START SOURCE RECORDS

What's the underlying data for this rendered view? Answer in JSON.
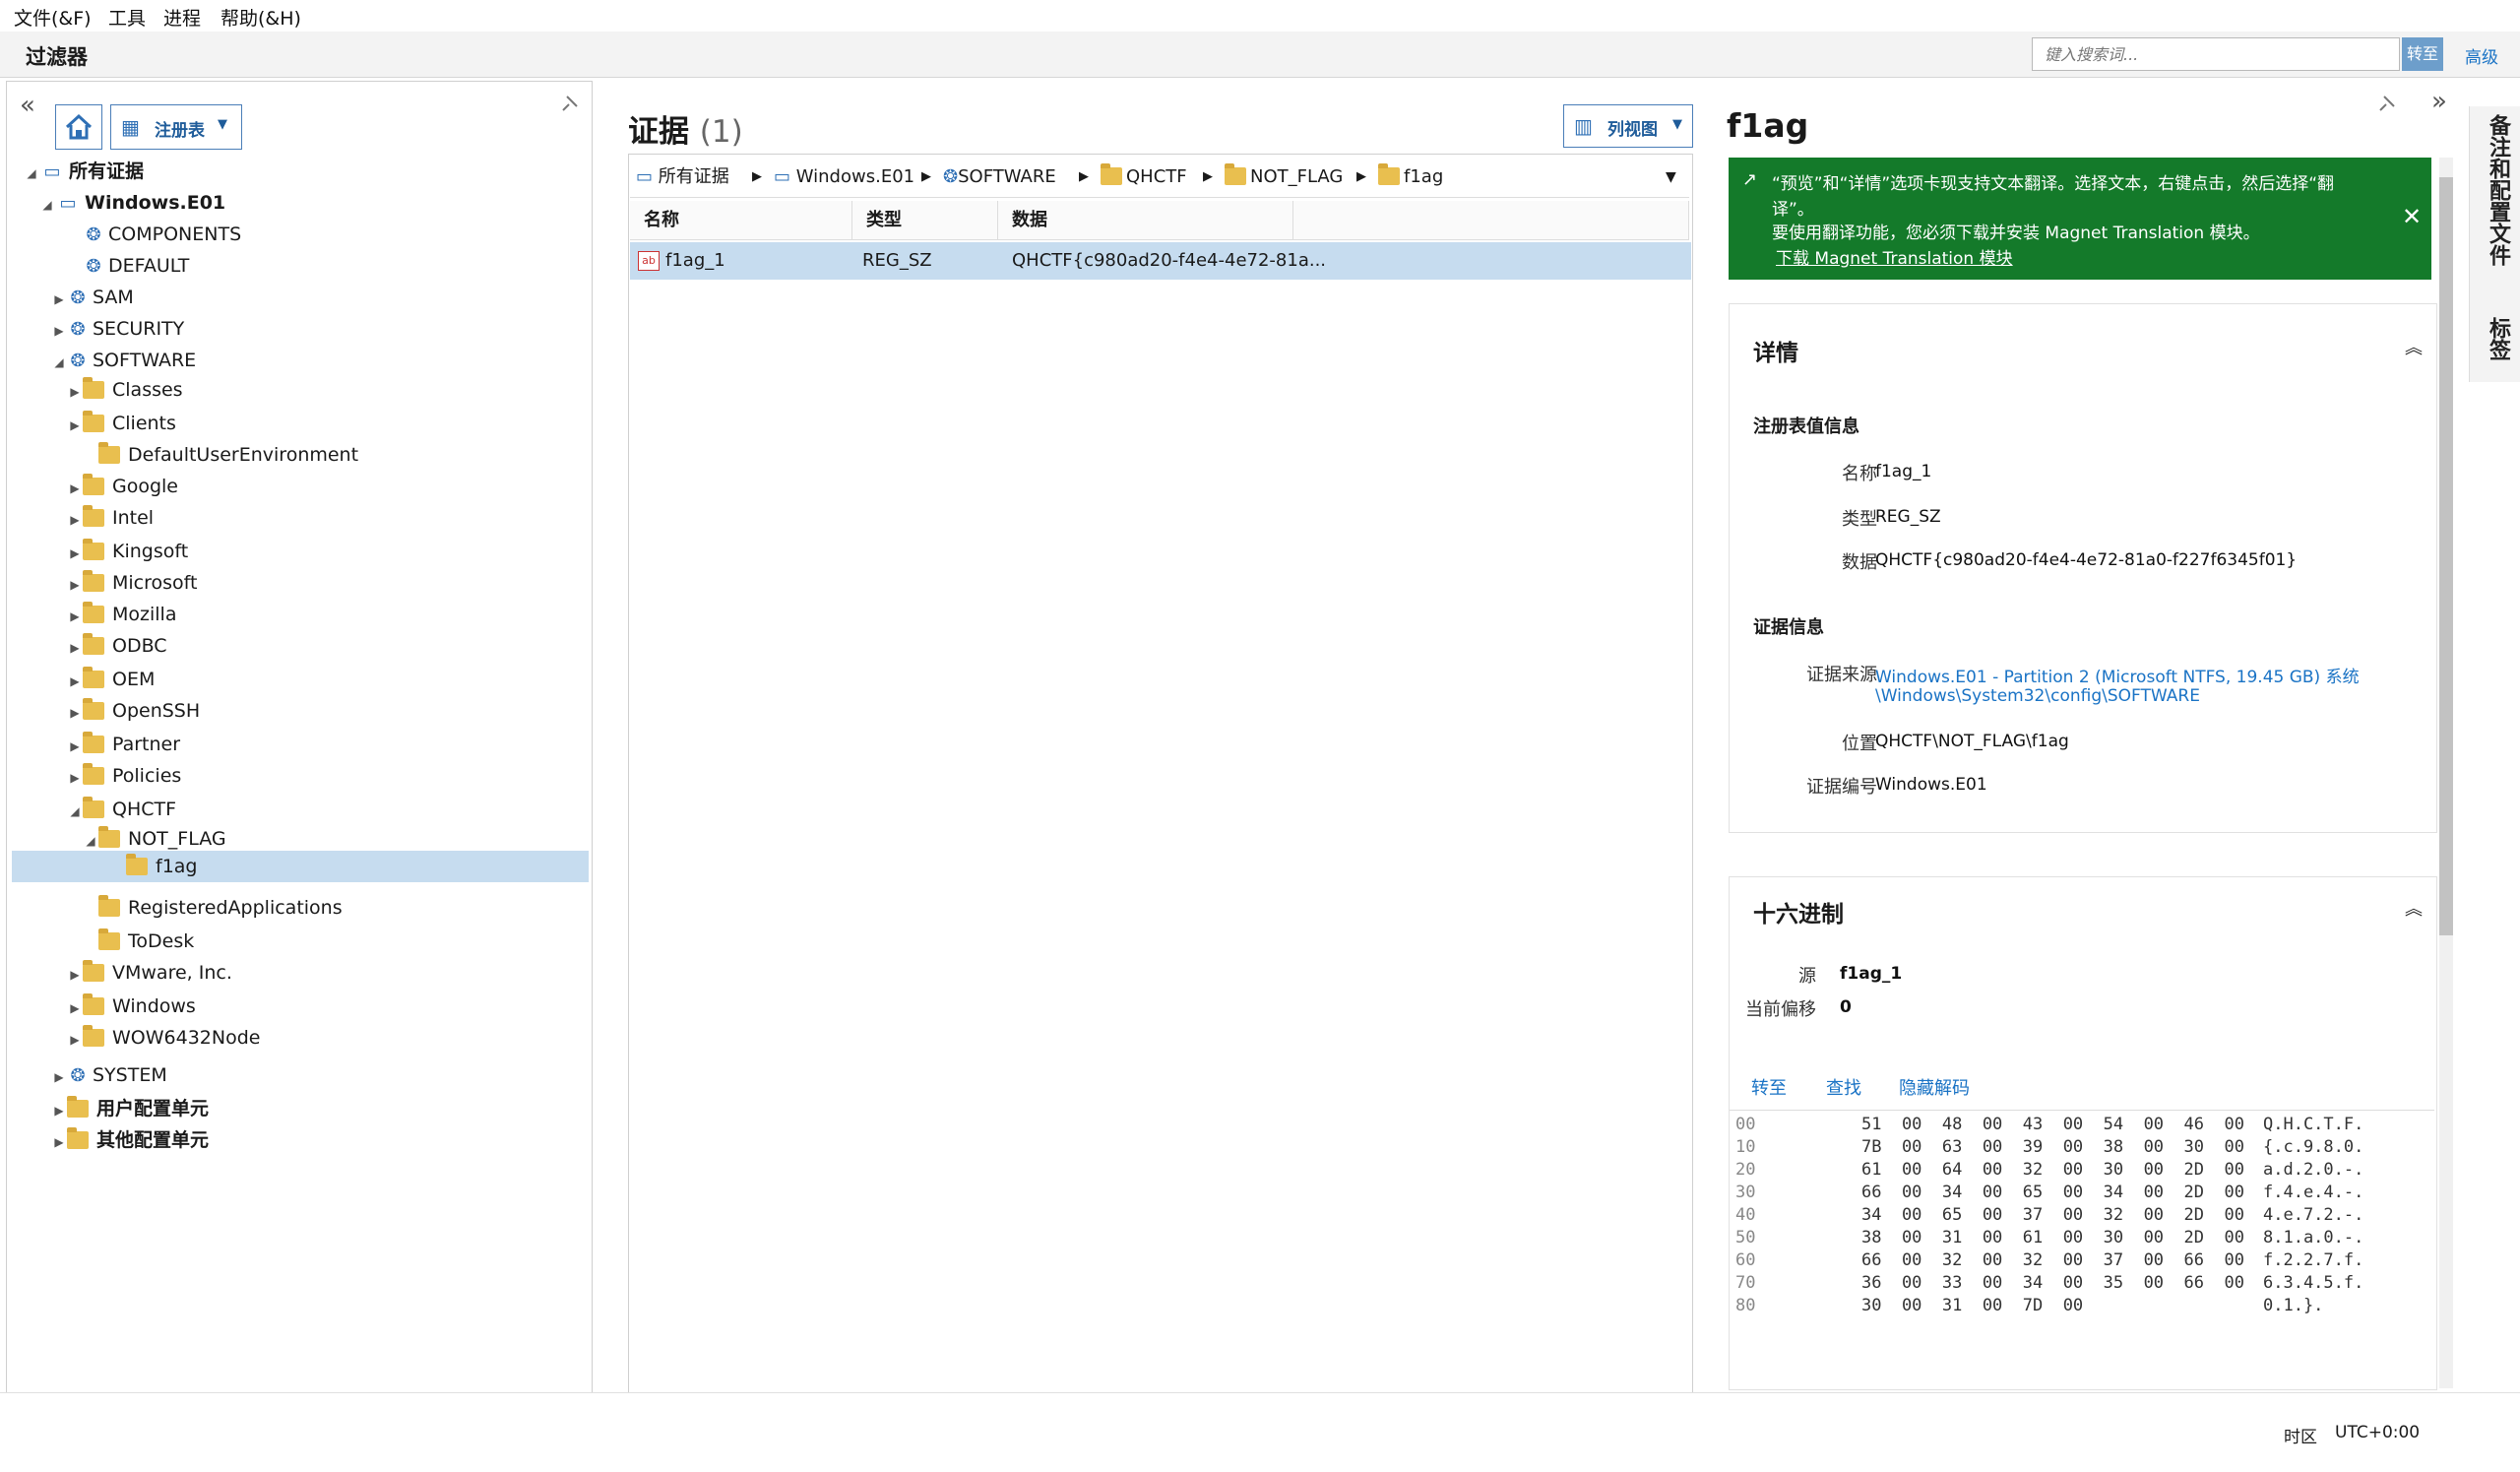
{
  "menu": [
    "文件(&F)",
    "工具",
    "进程",
    "帮助(&H)"
  ],
  "filter": {
    "title": "过滤器",
    "search_placeholder": "键入搜索词...",
    "goto_label": "转至",
    "advanced_label": "高级"
  },
  "left": {
    "collapse_icon": "«",
    "home_icon": "home-icon",
    "registry_label": "注册表"
  },
  "tree": [
    {
      "label": "所有证据",
      "bold": true
    },
    {
      "label": "Windows.E01",
      "bold": true
    },
    {
      "label": "COMPONENTS"
    },
    {
      "label": "DEFAULT"
    },
    {
      "label": "SAM"
    },
    {
      "label": "SECURITY"
    },
    {
      "label": "SOFTWARE"
    },
    {
      "label": "Classes"
    },
    {
      "label": "Clients"
    },
    {
      "label": "DefaultUserEnvironment"
    },
    {
      "label": "Google"
    },
    {
      "label": "Intel"
    },
    {
      "label": "Kingsoft"
    },
    {
      "label": "Microsoft"
    },
    {
      "label": "Mozilla"
    },
    {
      "label": "ODBC"
    },
    {
      "label": "OEM"
    },
    {
      "label": "OpenSSH"
    },
    {
      "label": "Partner"
    },
    {
      "label": "Policies"
    },
    {
      "label": "QHCTF"
    },
    {
      "label": "NOT_FLAG"
    },
    {
      "label": "f1ag",
      "selected": true
    },
    {
      "label": "RegisteredApplications"
    },
    {
      "label": "ToDesk"
    },
    {
      "label": "VMware, Inc."
    },
    {
      "label": "Windows"
    },
    {
      "label": "WOW6432Node"
    },
    {
      "label": "SYSTEM"
    },
    {
      "label": "用户配置单元",
      "bold": true
    },
    {
      "label": "其他配置单元",
      "bold": true
    }
  ],
  "middle": {
    "title": "证据",
    "count": "(1)",
    "view_label": "列视图",
    "breadcrumb": [
      "所有证据",
      "Windows.E01",
      "SOFTWARE",
      "QHCTF",
      "NOT_FLAG",
      "f1ag"
    ],
    "columns": [
      "名称",
      "类型",
      "数据"
    ],
    "rows": [
      {
        "name": "f1ag_1",
        "type": "REG_SZ",
        "data": "QHCTF{c980ad20-f4e4-4e72-81a..."
      }
    ]
  },
  "right": {
    "title": "f1ag",
    "banner": {
      "line1": "“预览”和“详情”选项卡现支持文本翻译。选择文本，右键点击，然后选择“翻",
      "line2": "译”。",
      "line3": "要使用翻译功能，您必须下载并安装 Magnet Translation 模块。",
      "link": "下载 Magnet Translation 模块"
    },
    "details": {
      "title": "详情",
      "reg_section": "注册表值信息",
      "name_key": "名称",
      "name_val": "f1ag_1",
      "type_key": "类型",
      "type_val": "REG_SZ",
      "data_key": "数据",
      "data_val": "QHCTF{c980ad20-f4e4-4e72-81a0-f227f6345f01}",
      "ev_section": "证据信息",
      "source_key": "证据来源",
      "source_val1": "Windows.E01 - Partition 2 (Microsoft NTFS, 19.45 GB) 系统",
      "source_val2": "\\Windows\\System32\\config\\SOFTWARE",
      "loc_key": "位置",
      "loc_val": "QHCTF\\NOT_FLAG\\f1ag",
      "num_key": "证据编号",
      "num_val": "Windows.E01"
    },
    "hex": {
      "title": "十六进制",
      "source_key": "源",
      "source_val": "f1ag_1",
      "offset_key": "当前偏移",
      "offset_val": "0",
      "actions": [
        "转至",
        "查找",
        "隐藏解码"
      ],
      "rows": [
        {
          "off": "00",
          "bytes": "51  00  48  00  43  00  54  00  46  00",
          "text": "Q.H.C.T.F."
        },
        {
          "off": "10",
          "bytes": "7B  00  63  00  39  00  38  00  30  00",
          "text": "{.c.9.8.0."
        },
        {
          "off": "20",
          "bytes": "61  00  64  00  32  00  30  00  2D  00",
          "text": "a.d.2.0.-."
        },
        {
          "off": "30",
          "bytes": "66  00  34  00  65  00  34  00  2D  00",
          "text": "f.4.e.4.-."
        },
        {
          "off": "40",
          "bytes": "34  00  65  00  37  00  32  00  2D  00",
          "text": "4.e.7.2.-."
        },
        {
          "off": "50",
          "bytes": "38  00  31  00  61  00  30  00  2D  00",
          "text": "8.1.a.0.-."
        },
        {
          "off": "60",
          "bytes": "66  00  32  00  32  00  37  00  66  00",
          "text": "f.2.2.7.f."
        },
        {
          "off": "70",
          "bytes": "36  00  33  00  34  00  35  00  66  00",
          "text": "6.3.4.5.f."
        },
        {
          "off": "80",
          "bytes": "30  00  31  00  7D  00",
          "text": "0.1.}."
        }
      ]
    },
    "side_tab_label": "备注和配置文件",
    "side_tab_label2": "标签"
  },
  "status": {
    "tz_label": "时区",
    "tz_val": "UTC+0:00"
  },
  "colors": {
    "accent": "#1a73c5",
    "banner": "#147a2a",
    "selection": "#c6dcef"
  }
}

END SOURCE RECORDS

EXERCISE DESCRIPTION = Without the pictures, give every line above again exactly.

ANSWER TO THE EXERCISE =
What's the underlying data for this rendered view? Answer in JSON.
{
  "menu": [
    "文件(&F)",
    "工具",
    "进程",
    "帮助(&H)"
  ],
  "filter": {
    "title": "过滤器",
    "search_placeholder": "键入搜索词...",
    "goto_label": "转至",
    "advanced_label": "高级"
  },
  "left": {
    "collapse_icon": "«",
    "home_icon": "home-icon",
    "registry_label": "注册表"
  },
  "tree": [
    {
      "label": "所有证据",
      "bold": true
    },
    {
      "label": "Windows.E01",
      "bold": true
    },
    {
      "label": "COMPONENTS"
    },
    {
      "label": "DEFAULT"
    },
    {
      "label": "SAM"
    },
    {
      "label": "SECURITY"
    },
    {
      "label": "SOFTWARE"
    },
    {
      "label": "Classes"
    },
    {
      "label": "Clients"
    },
    {
      "label": "DefaultUserEnvironment"
    },
    {
      "label": "Google"
    },
    {
      "label": "Intel"
    },
    {
      "label": "Kingsoft"
    },
    {
      "label": "Microsoft"
    },
    {
      "label": "Mozilla"
    },
    {
      "label": "ODBC"
    },
    {
      "label": "OEM"
    },
    {
      "label": "OpenSSH"
    },
    {
      "label": "Partner"
    },
    {
      "label": "Policies"
    },
    {
      "label": "QHCTF"
    },
    {
      "label": "NOT_FLAG"
    },
    {
      "label": "f1ag",
      "selected": true
    },
    {
      "label": "RegisteredApplications"
    },
    {
      "label": "ToDesk"
    },
    {
      "label": "VMware, Inc."
    },
    {
      "label": "Windows"
    },
    {
      "label": "WOW6432Node"
    },
    {
      "label": "SYSTEM"
    },
    {
      "label": "用户配置单元",
      "bold": true
    },
    {
      "label": "其他配置单元",
      "bold": true
    }
  ],
  "middle": {
    "title": "证据",
    "count": "(1)",
    "view_label": "列视图",
    "breadcrumb": [
      "所有证据",
      "Windows.E01",
      "SOFTWARE",
      "QHCTF",
      "NOT_FLAG",
      "f1ag"
    ],
    "columns": [
      "名称",
      "类型",
      "数据"
    ],
    "rows": [
      {
        "name": "f1ag_1",
        "type": "REG_SZ",
        "data": "QHCTF{c980ad20-f4e4-4e72-81a..."
      }
    ]
  },
  "right": {
    "title": "f1ag",
    "banner": {
      "line1": "“预览”和“详情”选项卡现支持文本翻译。选择文本，右键点击，然后选择“翻",
      "line2": "译”。",
      "line3": "要使用翻译功能，您必须下载并安装 Magnet Translation 模块。",
      "link": "下载 Magnet Translation 模块"
    },
    "details": {
      "title": "详情",
      "reg_section": "注册表值信息",
      "name_key": "名称",
      "name_val": "f1ag_1",
      "type_key": "类型",
      "type_val": "REG_SZ",
      "data_key": "数据",
      "data_val": "QHCTF{c980ad20-f4e4-4e72-81a0-f227f6345f01}",
      "ev_section": "证据信息",
      "source_key": "证据来源",
      "source_val1": "Windows.E01 - Partition 2 (Microsoft NTFS, 19.45 GB) 系统",
      "source_val2": "\\Windows\\System32\\config\\SOFTWARE",
      "loc_key": "位置",
      "loc_val": "QHCTF\\NOT_FLAG\\f1ag",
      "num_key": "证据编号",
      "num_val": "Windows.E01"
    },
    "hex": {
      "title": "十六进制",
      "source_key": "源",
      "source_val": "f1ag_1",
      "offset_key": "当前偏移",
      "offset_val": "0",
      "actions": [
        "转至",
        "查找",
        "隐藏解码"
      ],
      "rows": [
        {
          "off": "00",
          "bytes": "51  00  48  00  43  00  54  00  46  00",
          "text": "Q.H.C.T.F."
        },
        {
          "off": "10",
          "bytes": "7B  00  63  00  39  00  38  00  30  00",
          "text": "{.c.9.8.0."
        },
        {
          "off": "20",
          "bytes": "61  00  64  00  32  00  30  00  2D  00",
          "text": "a.d.2.0.-."
        },
        {
          "off": "30",
          "bytes": "66  00  34  00  65  00  34  00  2D  00",
          "text": "f.4.e.4.-."
        },
        {
          "off": "40",
          "bytes": "34  00  65  00  37  00  32  00  2D  00",
          "text": "4.e.7.2.-."
        },
        {
          "off": "50",
          "bytes": "38  00  31  00  61  00  30  00  2D  00",
          "text": "8.1.a.0.-."
        },
        {
          "off": "60",
          "bytes": "66  00  32  00  32  00  37  00  66  00",
          "text": "f.2.2.7.f."
        },
        {
          "off": "70",
          "bytes": "36  00  33  00  34  00  35  00  66  00",
          "text": "6.3.4.5.f."
        },
        {
          "off": "80",
          "bytes": "30  00  31  00  7D  00",
          "text": "0.1.}."
        }
      ]
    },
    "side_tab_label": "备注和配置文件",
    "side_tab_label2": "标签"
  },
  "status": {
    "tz_label": "时区",
    "tz_val": "UTC+0:00"
  },
  "colors": {
    "accent": "#1a73c5",
    "banner": "#147a2a",
    "selection": "#c6dcef"
  }
}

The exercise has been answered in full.